Please repeat all of the records, keeping every word unchanged.

**Dataset excerpts**
------

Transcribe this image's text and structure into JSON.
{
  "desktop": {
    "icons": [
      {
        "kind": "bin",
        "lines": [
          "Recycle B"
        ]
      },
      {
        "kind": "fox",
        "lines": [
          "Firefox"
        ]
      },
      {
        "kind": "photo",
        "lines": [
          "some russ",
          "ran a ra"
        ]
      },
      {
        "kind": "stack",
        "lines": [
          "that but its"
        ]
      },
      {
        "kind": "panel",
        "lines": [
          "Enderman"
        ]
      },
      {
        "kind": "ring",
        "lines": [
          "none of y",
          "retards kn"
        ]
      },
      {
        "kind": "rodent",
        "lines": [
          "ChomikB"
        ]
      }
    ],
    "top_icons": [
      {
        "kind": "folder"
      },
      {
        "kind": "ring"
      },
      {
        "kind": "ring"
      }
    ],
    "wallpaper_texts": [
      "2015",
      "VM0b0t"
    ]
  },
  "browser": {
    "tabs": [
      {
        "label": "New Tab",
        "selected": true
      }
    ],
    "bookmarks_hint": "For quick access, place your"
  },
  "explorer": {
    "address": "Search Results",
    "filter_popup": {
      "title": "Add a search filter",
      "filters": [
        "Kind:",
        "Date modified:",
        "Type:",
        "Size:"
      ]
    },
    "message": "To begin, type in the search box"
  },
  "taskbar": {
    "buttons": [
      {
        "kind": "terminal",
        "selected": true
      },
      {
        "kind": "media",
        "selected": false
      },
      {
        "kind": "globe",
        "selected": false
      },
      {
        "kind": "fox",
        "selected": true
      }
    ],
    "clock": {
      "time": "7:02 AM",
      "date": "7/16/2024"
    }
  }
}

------

**Task answer**
Transcribe this image's text and structure into JSON.
{
  "desktop": {
    "icons": [
      {
        "kind": "bin",
        "lines": [
          "Recycle B"
        ]
      },
      {
        "kind": "fox",
        "lines": [
          "Firefox"
        ]
      },
      {
        "kind": "photo",
        "lines": [
          "some russ",
          "ran a ra"
        ]
      },
      {
        "kind": "stack",
        "lines": [
          "that but its"
        ]
      },
      {
        "kind": "panel",
        "lines": [
          "Enderman"
        ]
      },
      {
        "kind": "ring",
        "lines": [
          "none of y",
          "retards kn"
        ]
      },
      {
        "kind": "rodent",
        "lines": [
          "ChomikB"
        ]
      }
    ],
    "top_icons": [
      {
        "kind": "folder"
      },
      {
        "kind": "ring"
      },
      {
        "kind": "ring"
      }
    ],
    "wallpaper_texts": [
      "2015",
      "VM0b0t"
    ]
  },
  "browser": {
    "tabs": [
      {
        "label": "New Tab",
        "selected": true
      }
    ],
    "bookmarks_hint": "For quick access, place your"
  },
  "explorer": {
    "address": "Search Results",
    "filter_popup": {
      "title": "Add a search filter",
      "filters": [
        "Kind:",
        "Date modified:",
        "Type:",
        "Size:"
      ]
    },
    "message": "To begin, type in the search box"
  },
  "taskbar": {
    "buttons": [
      {
        "kind": "terminal",
        "selected": true
      },
      {
        "kind": "media",
        "selected": false
      },
      {
        "kind": "globe",
        "selected": false
      },
      {
        "kind": "fox",
        "selected": true
      }
    ],
    "clock": {
      "time": "7:02 AM",
      "date": "7/16/2024"
    }
  }
}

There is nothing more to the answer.